South of France

You can’t imagine how I hated to miss the Dana Point paddle today, but with the high tide, I hoped to lure some rock garden aficionados to paddle to BAR with me. I even had one hooked, but he got loose at the last minute. Sleeping in seemed a valid alternative, but I’ve slacked on my paddling lately, so I figured I ought to get out. Still, the usual solo BAR thing seemed old. I needed to paddle some exotic location for a change. What the heck, I’ve always wanted to paddle south of France!

I started my journey at the Secret Beach, it was going to be a long haul. I was greeted in the harbor by this sight and I just had to wonder if the boat’s owner had time to appreciate the irony of its name!

Paddling through the Panama Canal

Soon I was paddling along the French Guano Penninsula. It was strange how different everything was in this new world even though in some ways things looked quite familiar. These Bald Abalone Vultures looked quite a bit like our common pelicans at first glance. As I continued on, I ran into what was clearly a group of prisoners fleeing a French penal colony in a home-made out-rigger canoe.

A few more miles and I found myself in French Martinized Isles in a place coincidentally called
Pirate's Cove.

This used to be the haunt of the lightly feared pirate Foo Man Chew. Apparently, he was more feared as a younger man when he was know as Bushy Face, but a bout with alopecia had diminished his standing with the Barbary crowd

I came across this prison which used to house the unfortunate pirates who happened to get captured. It was too gross to take a photo of the event, but just 15 minutes before I took this photo, all of the pirates held in this cell were hung from a yard arm!

Soon I was rounding Gibraltar and made a stop to see the famous Piedra del Mucho Archos.

And around the corner, I snaped this shot of the inside of Cornacopia Cave.

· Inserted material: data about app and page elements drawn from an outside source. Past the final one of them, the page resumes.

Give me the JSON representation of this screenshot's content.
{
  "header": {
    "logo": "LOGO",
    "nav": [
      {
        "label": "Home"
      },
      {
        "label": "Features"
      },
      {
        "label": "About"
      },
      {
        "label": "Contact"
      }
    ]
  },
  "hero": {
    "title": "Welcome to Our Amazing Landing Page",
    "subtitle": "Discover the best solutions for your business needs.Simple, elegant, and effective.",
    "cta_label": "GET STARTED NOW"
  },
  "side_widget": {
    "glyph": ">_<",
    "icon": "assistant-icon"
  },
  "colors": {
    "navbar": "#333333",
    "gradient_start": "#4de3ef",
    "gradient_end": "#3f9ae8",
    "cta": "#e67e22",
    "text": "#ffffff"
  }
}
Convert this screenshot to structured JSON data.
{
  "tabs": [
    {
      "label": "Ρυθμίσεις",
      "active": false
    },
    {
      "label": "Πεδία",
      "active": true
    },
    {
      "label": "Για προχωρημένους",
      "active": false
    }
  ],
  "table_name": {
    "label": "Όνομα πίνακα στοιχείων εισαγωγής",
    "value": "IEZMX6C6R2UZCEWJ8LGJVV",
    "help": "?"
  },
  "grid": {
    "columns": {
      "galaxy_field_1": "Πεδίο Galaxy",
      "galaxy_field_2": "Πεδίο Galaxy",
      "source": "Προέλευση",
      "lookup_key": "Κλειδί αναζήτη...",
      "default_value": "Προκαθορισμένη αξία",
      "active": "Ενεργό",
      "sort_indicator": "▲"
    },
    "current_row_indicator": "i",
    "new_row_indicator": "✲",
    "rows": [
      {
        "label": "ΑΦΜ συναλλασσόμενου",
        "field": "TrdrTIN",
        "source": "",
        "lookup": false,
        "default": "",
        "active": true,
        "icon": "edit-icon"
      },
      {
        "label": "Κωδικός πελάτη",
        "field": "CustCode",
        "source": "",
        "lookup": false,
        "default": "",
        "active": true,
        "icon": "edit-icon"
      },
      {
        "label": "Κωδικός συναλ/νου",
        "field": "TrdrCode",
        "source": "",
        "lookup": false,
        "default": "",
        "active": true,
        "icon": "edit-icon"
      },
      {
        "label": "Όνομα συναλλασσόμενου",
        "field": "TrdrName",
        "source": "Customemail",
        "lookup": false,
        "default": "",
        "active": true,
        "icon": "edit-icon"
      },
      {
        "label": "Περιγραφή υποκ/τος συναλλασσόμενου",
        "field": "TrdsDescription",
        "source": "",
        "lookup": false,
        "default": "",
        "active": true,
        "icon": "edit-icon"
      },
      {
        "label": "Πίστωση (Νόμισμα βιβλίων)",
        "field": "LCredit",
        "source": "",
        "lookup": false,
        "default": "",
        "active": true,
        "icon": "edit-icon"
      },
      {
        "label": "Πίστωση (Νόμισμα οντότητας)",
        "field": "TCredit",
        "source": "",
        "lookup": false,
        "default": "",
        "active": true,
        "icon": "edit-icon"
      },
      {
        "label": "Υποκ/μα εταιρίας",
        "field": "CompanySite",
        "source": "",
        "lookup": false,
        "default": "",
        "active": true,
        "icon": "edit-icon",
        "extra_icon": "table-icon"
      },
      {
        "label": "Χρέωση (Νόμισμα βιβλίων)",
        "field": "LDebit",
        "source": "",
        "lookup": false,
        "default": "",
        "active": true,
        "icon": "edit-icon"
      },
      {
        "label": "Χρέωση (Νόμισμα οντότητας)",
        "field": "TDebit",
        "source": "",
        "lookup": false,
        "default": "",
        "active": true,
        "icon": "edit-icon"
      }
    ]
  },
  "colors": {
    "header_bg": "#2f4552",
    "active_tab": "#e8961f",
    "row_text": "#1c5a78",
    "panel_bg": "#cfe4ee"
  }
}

Of course, I had to execute a combat roll when a wave came through while I was composing my photo.

I continued on paddling the exotic Mediterranean waters and soon found myself paddling under the villas lining the cliffs south of France.

Some French coquettes were gamboling on the rocks and I shouted to them using my limited French vocabulary. The seemed to just ignore me, but really how do you respond
to someone yelling out "a la mode!"
I decided to impress them by paddling into a small sluce close to shore just as a nice sized set decided to roll in. I thought I was pretty protected, but thought I'd hold on to the rock just in case. I got knocked over inside and tried to pull myself up by the rock with one hand, but the ebbing wave sucked me out of my rocky enclave and took away my paddle. Luckily I had my storm paddle on my deck and I used it to make my first storm paddle combat roll. I'm sure that impressed the French lasses.

I paddled on and soon found myself under a WWII machine gun bunker that I'm sure once protected the Maginot Line. Some may question whether I had actually made it to the coast of France, but even without GPS coordinates, the copious tufts of underarm hair on the women and the overwhelming stench of fetid brie confirmed my location.

On I paddled enjoying the varied rock formations and frolicking in the Eau de Mer.

Needless to say it was a busy day, but it just goes to prove what you can do when you put your mind to it. I'd always thought paddling south of France would be so much more exotic than my usual haunt, but although I enjoyed a new view on life, things really didn't seem that different than my usual jaunt. Perhaps I shouldn't be surprised in a world with 6 billion people, but I even paddled past a couple who looked amazingly like my friends Henry and Kathy. Rumor has it, it was the Empress and Arch-Duke of Prussia out for a leisurely, but keep it to yourself, they don't want the Emperor to hear!